At 0640 on 7 December 1941, the USS Ward spotted a periscope at the entrance to Pearl Harbor and fired upon it. Little did they know that they had just fired the first shots of World War Two for the United States.

A Shot for Posterity. The USS Ward's number three gun and its crew, cited for firing the first shot the day of Japan's raid on Hawaii. Official U.S. Navy Photograph, from the collections of the Naval History and Heritage Command.

The periscope belonged to a Japanese midget submarine, one of five that sneaked into the harbor before the Japanese attack began. The submarines almost gave away the attack, as did radar detecting a group of aircraft heading for Pearl Harbor. The radar was mistaken for a group of B-17s expected from the mainland, and by the time calls were made to investigate the submarine, it was too late. When the Japanese dropped the first bombs, America was caught completely by surprise.

Air Raid on Pearl Harbor.

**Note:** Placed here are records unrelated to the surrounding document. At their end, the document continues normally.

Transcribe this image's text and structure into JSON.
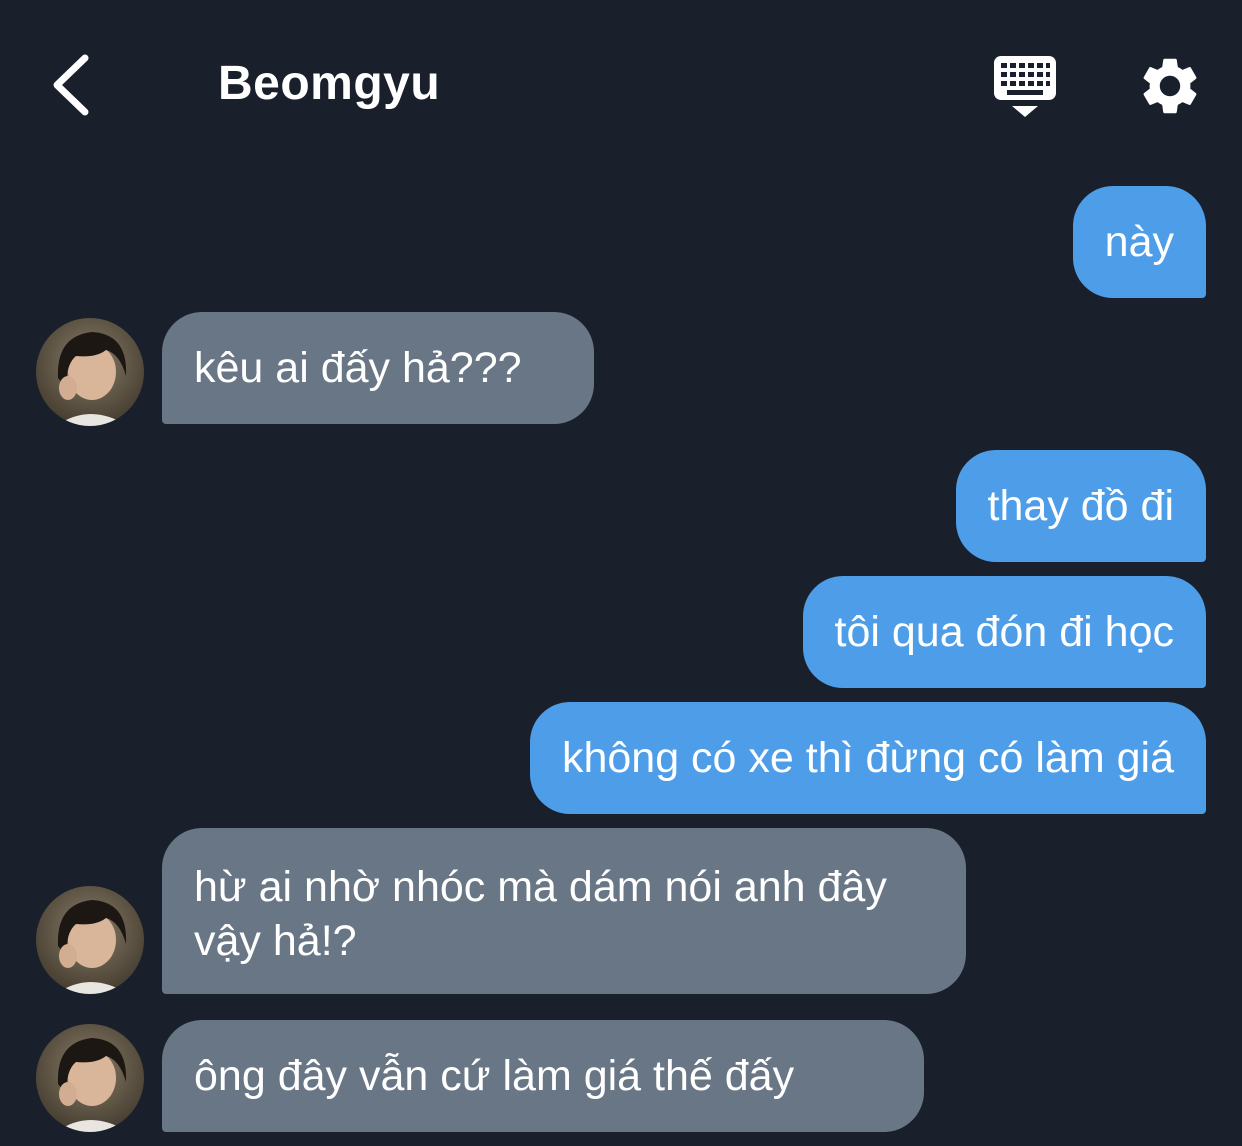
{
  "header": {
    "title": "Beomgyu",
    "back_icon": "chevron-left-icon",
    "keyboard_icon": "keyboard-hide-icon",
    "settings_icon": "gear-icon"
  },
  "colors": {
    "background": "#19202b",
    "outgoing_bubble": "#4d9de8",
    "incoming_bubble": "#687685",
    "text": "#ffffff"
  },
  "messages": [
    {
      "direction": "outgoing",
      "text": "này"
    },
    {
      "direction": "incoming",
      "text": "kêu ai đấy hả???"
    },
    {
      "direction": "outgoing",
      "text": "thay đồ đi"
    },
    {
      "direction": "outgoing",
      "text": "tôi qua đón đi học"
    },
    {
      "direction": "outgoing",
      "text": "không có xe thì đừng có làm giá"
    },
    {
      "direction": "incoming",
      "text": "hừ ai nhờ nhóc mà dám nói anh đây vậy hả!?"
    },
    {
      "direction": "incoming",
      "text": "ông đây vẫn cứ làm giá thế đấy"
    }
  ]
}
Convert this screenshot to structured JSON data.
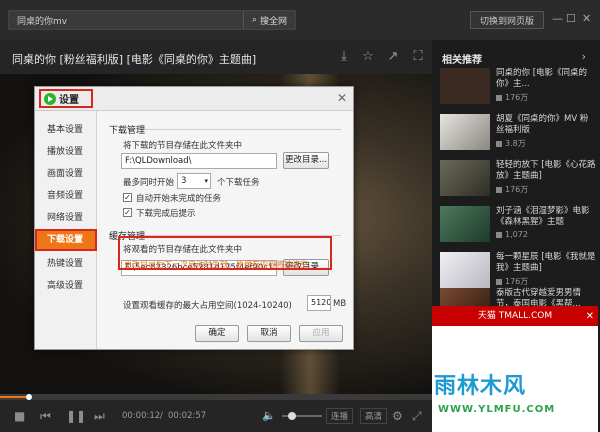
{
  "search": {
    "query": "同桌的你mv",
    "button_label": "搜全网"
  },
  "header": {
    "web_button": "切换到网页版"
  },
  "video": {
    "title": "同桌的你 [粉丝福利版] [电影《同桌的你》主题曲]"
  },
  "dialog": {
    "title": "设置",
    "sidebar": [
      "基本设置",
      "播放设置",
      "画面设置",
      "音频设置",
      "网络设置",
      "下载设置",
      "热键设置",
      "高级设置"
    ],
    "active_index": 5,
    "download": {
      "section_title": "下载管理",
      "dir_label": "将下载的节目存储在此文件夹中",
      "dir_value": "F:\\QLDownload\\",
      "change_btn": "更改目录...",
      "concurrent_prefix": "最多同时开始",
      "concurrent_value": "3",
      "concurrent_suffix": "个下载任务",
      "auto_resume": "自动开始未完成的任务",
      "finish_prompt": "下载完成后提示"
    },
    "cache": {
      "section_title": "缓存管理",
      "dir_label": "将观看的节目存储在此文件夹中",
      "dir_value": "F:\\5ec82326bce5281d175f4ef90c111212\\",
      "change_btn": "更改目录...",
      "warning": "更改目录后下一次启动时生效，原缓存内容将被清空",
      "max_label": "设置观看缓存的最大占用空间(1024-10240)",
      "max_value": "5120",
      "max_unit": "MB"
    },
    "buttons": {
      "ok": "确定",
      "cancel": "取消",
      "apply": "应用"
    }
  },
  "player": {
    "current_time": "00:00:12",
    "total_time": "00:02:57",
    "progress": 0.068,
    "volume": 0.25,
    "mode_btn": "连播",
    "quality_btn": "高清"
  },
  "recommend": {
    "title": "相关推荐",
    "items": [
      {
        "title": "同桌的你 [电影《同桌的你》主...",
        "plays": "176万",
        "thumb": "#3a2a22"
      },
      {
        "title": "胡夏《同桌的你》MV 粉丝福利版",
        "plays": "3.8万",
        "thumb": "#8a8680"
      },
      {
        "title": "轻轻的放下 [电影《心花路放》主题曲]",
        "plays": "176万",
        "thumb": "#4a4a40"
      },
      {
        "title": "刘子涵《泪湿梦影》电影《森林黑猩》主题",
        "plays": "1,072",
        "thumb": "#2e4a3a"
      },
      {
        "title": "每一颗星辰 [电影《我就是我》主题曲]",
        "plays": "176万",
        "thumb": "#d8d8dc"
      },
      {
        "title": "泰版古代穿越爱男男情节，泰国电影《黑帮...",
        "plays": "",
        "thumb": "#5a3a2a"
      }
    ]
  },
  "ad": {
    "header": "天猫 TMALL.COM",
    "watermark": "雨林木风",
    "watermark_url": "WWW.YLMFU.COM"
  }
}
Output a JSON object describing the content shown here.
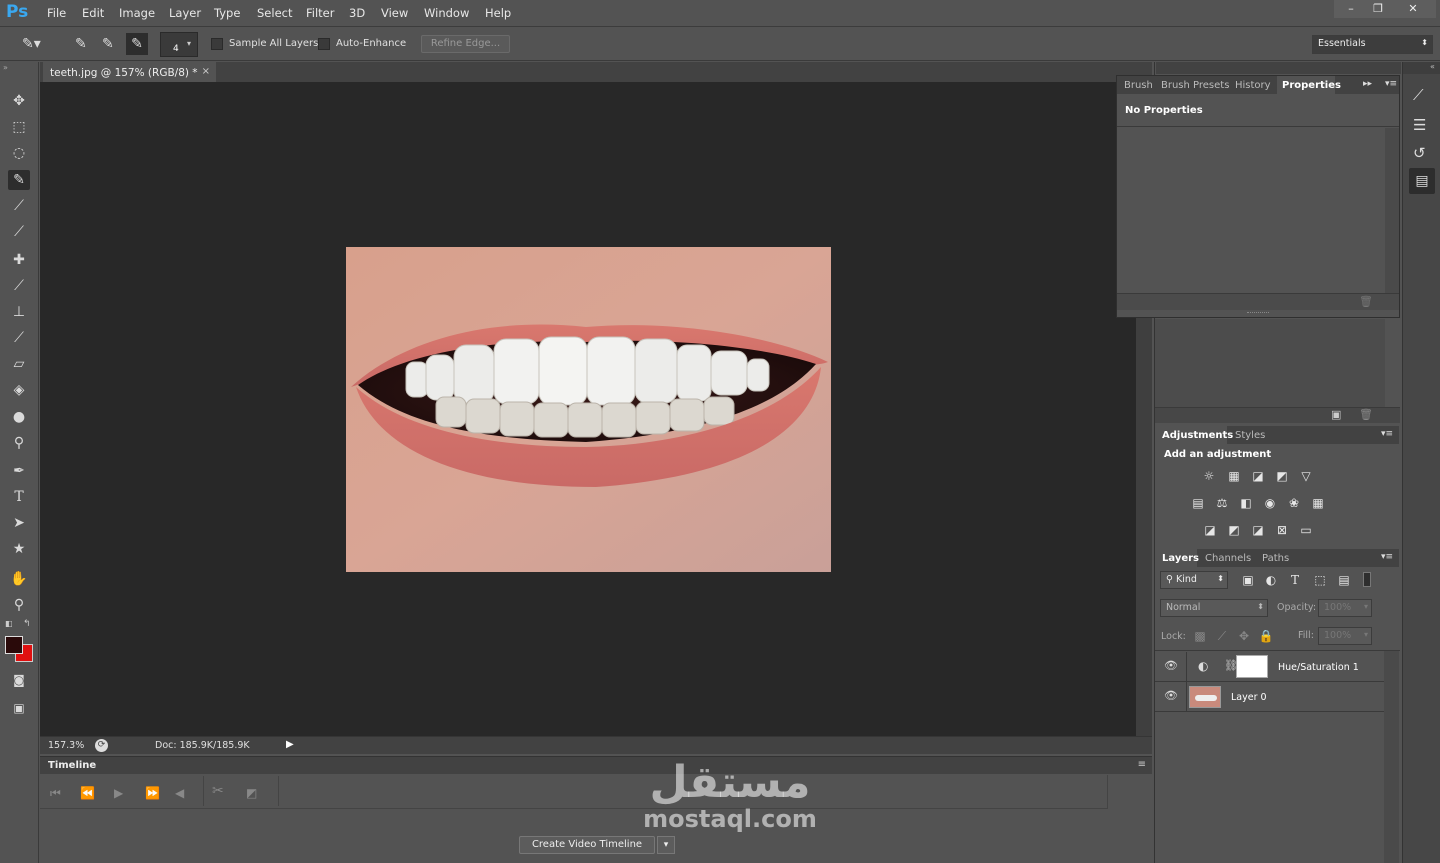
{
  "app": {
    "logo": "Ps"
  },
  "menu": [
    "File",
    "Edit",
    "Image",
    "Layer",
    "Type",
    "Select",
    "Filter",
    "3D",
    "View",
    "Window",
    "Help"
  ],
  "window_controls": {
    "minimize": "–",
    "restore": "❐",
    "close": "✕"
  },
  "options": {
    "brush_size": "4",
    "sample_all_layers": "Sample All Layers",
    "auto_enhance": "Auto-Enhance",
    "refine_edge": "Refine Edge...",
    "workspace": "Essentials"
  },
  "document": {
    "tab_title": "teeth.jpg @ 157% (RGB/8) *",
    "tab_close": "×",
    "zoom": "157.3%",
    "doc_size": "Doc: 185.9K/185.9K"
  },
  "timeline": {
    "title": "Timeline",
    "create_button": "Create Video Timeline"
  },
  "properties_panel": {
    "tabs": [
      "Brush",
      "Brush Presets",
      "History",
      "Properties"
    ],
    "active_tab": "Properties",
    "message": "No Properties"
  },
  "adjustments_panel": {
    "tabs": [
      "Adjustments",
      "Styles"
    ],
    "heading": "Add an adjustment"
  },
  "layers_panel": {
    "tabs": [
      "Layers",
      "Channels",
      "Paths"
    ],
    "kind": "Kind",
    "blend_mode": "Normal",
    "opacity_label": "Opacity:",
    "opacity_value": "100%",
    "lock_label": "Lock:",
    "fill_label": "Fill:",
    "fill_value": "100%",
    "layers": [
      {
        "name": "Hue/Saturation 1"
      },
      {
        "name": "Layer 0"
      }
    ]
  },
  "watermark": {
    "arabic": "مستقل",
    "latin": "mostaql.com"
  },
  "colors": {
    "foreground": "#2a0a0a",
    "background": "#e01010",
    "accent_logo": "#3aa8f0"
  }
}
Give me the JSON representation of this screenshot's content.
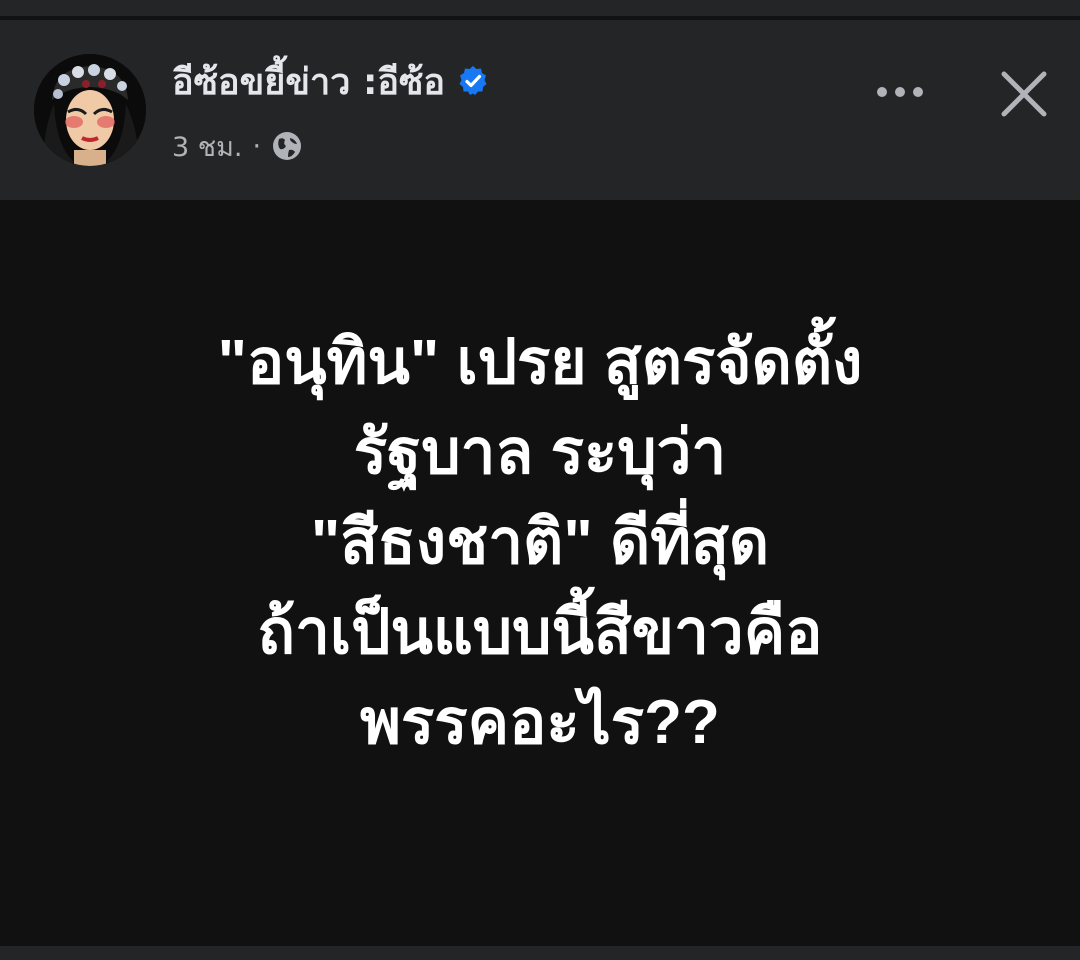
{
  "post": {
    "author_name": "อีซ้อขยี้ข่าว :อีซ้อ",
    "verified_icon": "verified-badge-icon",
    "time_ago": "3 ชม.",
    "separator": "·",
    "audience_icon": "globe-icon",
    "text_lines": [
      "\"อนุทิน\" เปรย สูตรจัดตั้ง",
      "รัฐบาล ระบุว่า",
      "\"สีธงชาติ\" ดีที่สุด",
      "ถ้าเป็นแบบนี้สีขาวคือ",
      "พรรคอะไร??"
    ]
  },
  "actions": {
    "more_icon": "more-horizontal-icon",
    "close_icon": "close-icon"
  },
  "colors": {
    "header_bg": "#242526",
    "body_bg": "#111111",
    "name_text": "#e4e6eb",
    "meta_text": "#b0b3b8",
    "verified_blue": "#1877f2",
    "post_text": "#ffffff"
  }
}
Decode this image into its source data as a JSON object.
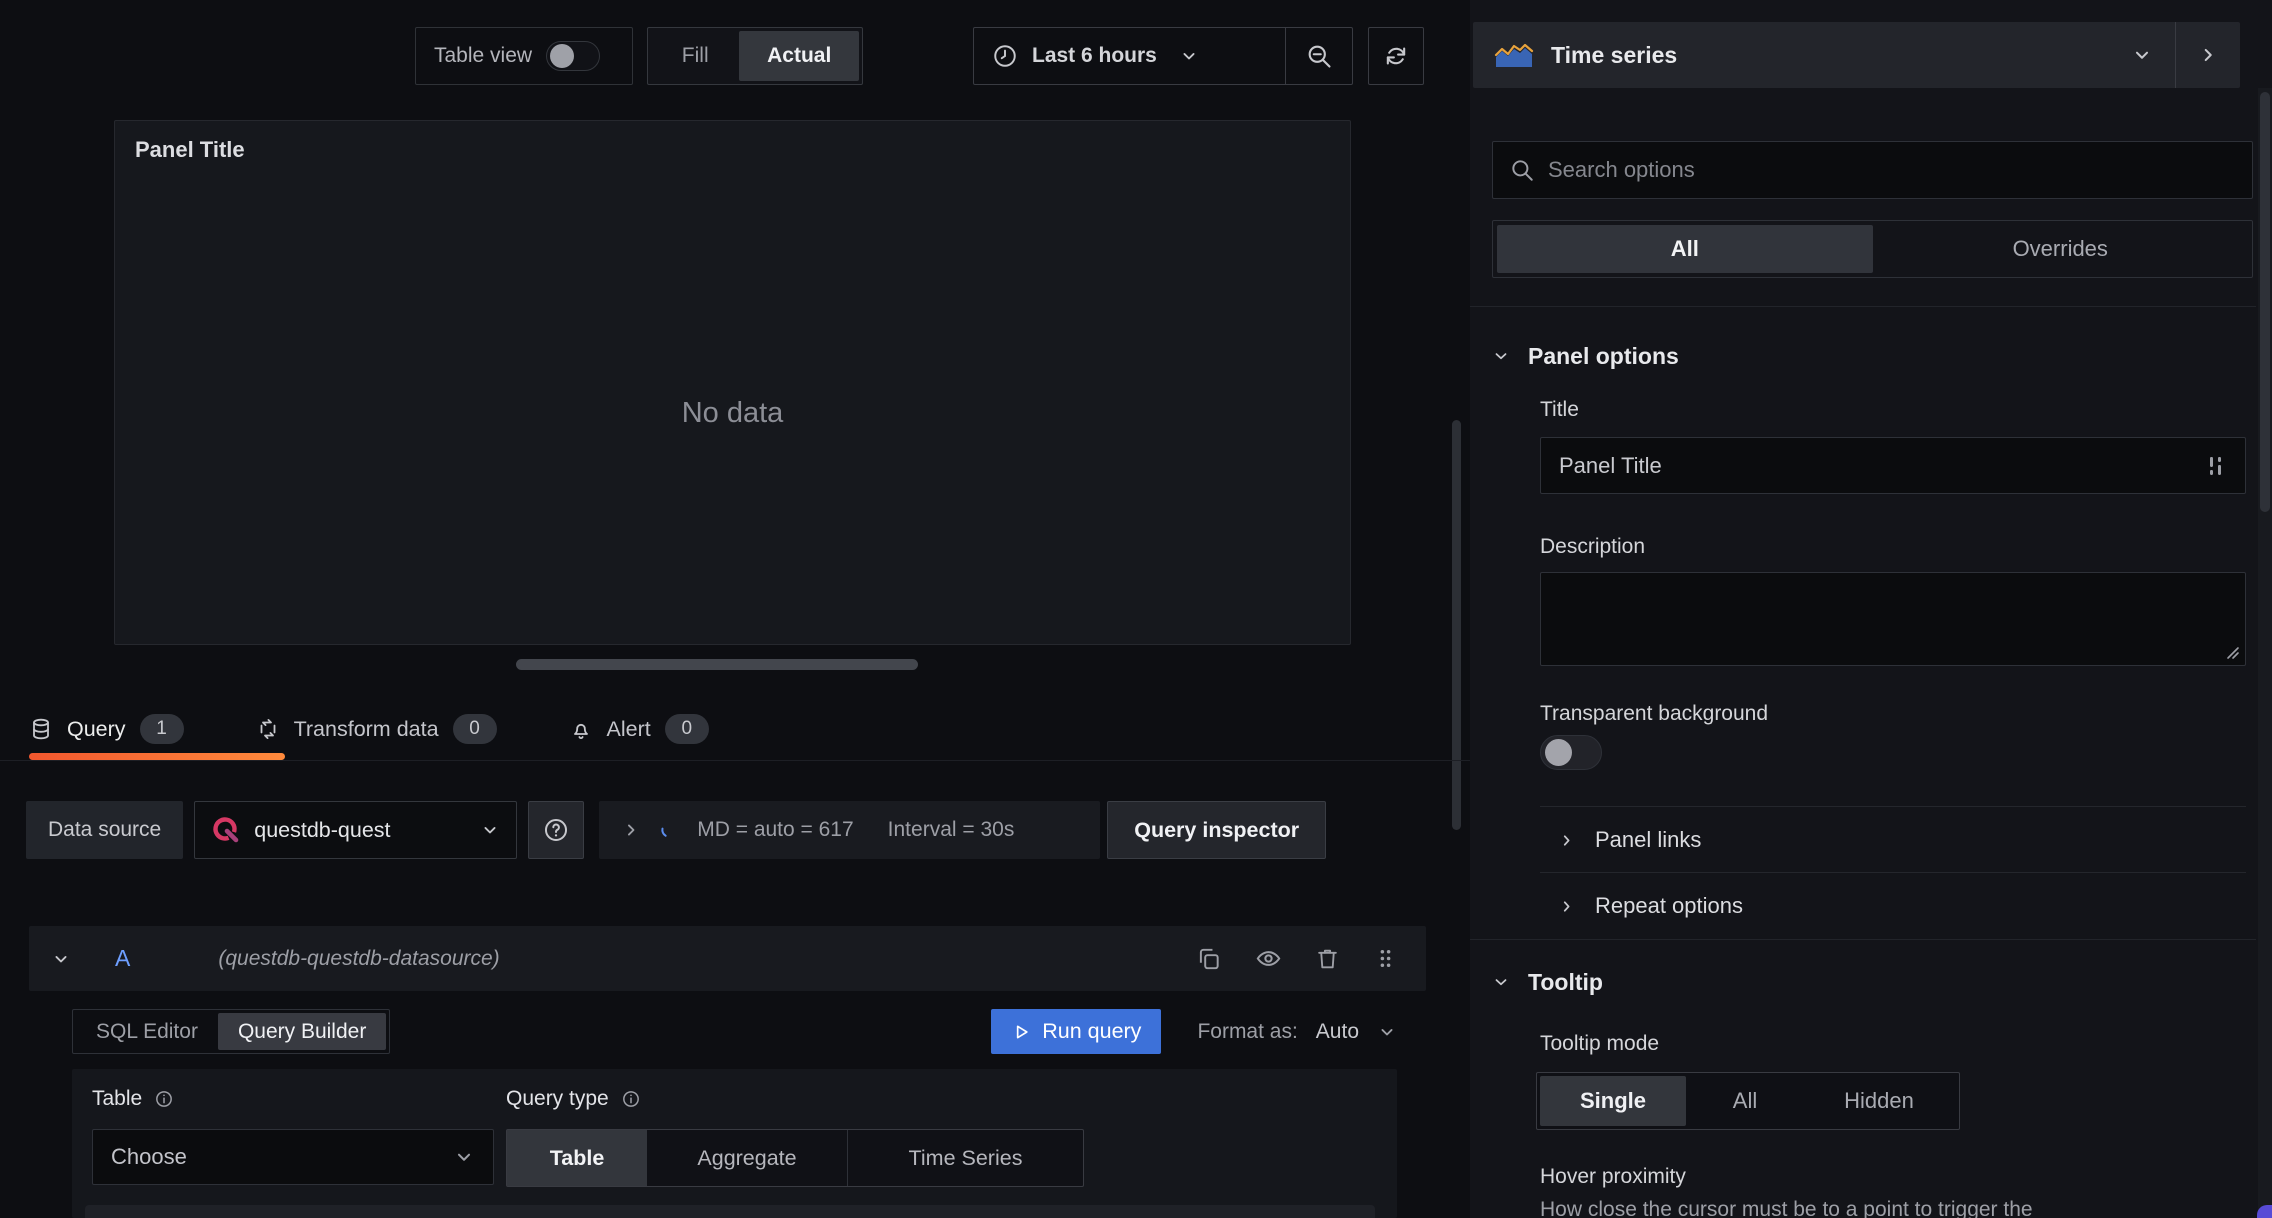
{
  "toolbar": {
    "table_view_label": "Table view",
    "view_mode": {
      "fill": "Fill",
      "actual": "Actual",
      "selected": "Actual"
    },
    "time_range": "Last 6 hours"
  },
  "panel": {
    "title": "Panel Title",
    "no_data_text": "No data"
  },
  "editor_tabs": [
    {
      "label": "Query",
      "count": "1",
      "icon": "database-icon",
      "active": true
    },
    {
      "label": "Transform data",
      "count": "0",
      "icon": "process-icon",
      "active": false
    },
    {
      "label": "Alert",
      "count": "0",
      "icon": "bell-icon",
      "active": false
    }
  ],
  "query_toolbar": {
    "datasource_label": "Data source",
    "datasource_name": "questdb-quest",
    "max_data_points_summary": "MD = auto = 617",
    "interval_summary": "Interval = 30s",
    "query_inspector_label": "Query inspector"
  },
  "query_row": {
    "ref_id": "A",
    "datasource_hint": "(questdb-questdb-datasource)"
  },
  "query_builder": {
    "mode_sql": "SQL Editor",
    "mode_builder": "Query Builder",
    "mode_selected": "Query Builder",
    "run_query_label": "Run query",
    "format_as_label": "Format as:",
    "format_as_value": "Auto",
    "table_label": "Table",
    "table_value": "Choose",
    "query_type_label": "Query type",
    "query_types": [
      "Table",
      "Aggregate",
      "Time Series"
    ],
    "query_type_selected": "Table"
  },
  "options_pane": {
    "visualization": "Time series",
    "search": {
      "placeholder": "Search options",
      "value": ""
    },
    "filter_tabs": {
      "all": "All",
      "overrides": "Overrides",
      "selected": "All"
    },
    "panel_options": {
      "header": "Panel options",
      "title_label": "Title",
      "title_value": "Panel Title",
      "description_label": "Description",
      "description_value": "",
      "transparent_label": "Transparent background",
      "transparent_enabled": false,
      "panel_links_label": "Panel links",
      "repeat_options_label": "Repeat options"
    },
    "tooltip": {
      "header": "Tooltip",
      "mode_label": "Tooltip mode",
      "modes": [
        "Single",
        "All",
        "Hidden"
      ],
      "mode_selected": "Single",
      "hover_proximity_label": "Hover proximity",
      "hover_proximity_help": "How close the cursor must be to a point to trigger the"
    }
  },
  "colors": {
    "run_button_blue": "#3d71d9",
    "ref_id_blue": "#6e9fff",
    "tab_underline_orange": "#ff8a3c",
    "questdb_pink": "#d63864",
    "viz_icon_blue": "#3965b5",
    "viz_icon_orange": "#e8a33d",
    "corner_purple": "#584bd6"
  }
}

This is not a drill.

Radio transmission from Pearl Harbor on 7 December 1941.

The Japanese targeted the American ships and aircraft, particularly the battleships docked at Battleship Row. A second wave of Japanese bombers continued to rain destruction upon the base. A few sailors managed to man anti-aircraft guns and fire back at the Japanese. Finally, by 0945, the Japanese broke off their attack and returned to their ships. The entire attack lasted less than two hours.

  • USS Ward Gunsight

  • USS Ward Gunsight

  • USS Ward Gunsight

USS Ward Gunsight

This gunsight belonged to the USS Ward, which fired the first shot of the Pacific War for the Americans by sinking a Japanese mini submarine that was trying to sneak into Pearl Harbor. The Ward was later converted to a high-speed transport and designated APD-16. The ship served off Guadalcanal, New Guinea, Cape Gloucester, Emirau Island, Leyte Gulf, and Mindoro. The Ward was badly damaged when it was struck by a Japanese “Betty” bomber in Ormoc Bay. Its crew was forced to abandon ship and it was scuttled on 7 December 1944.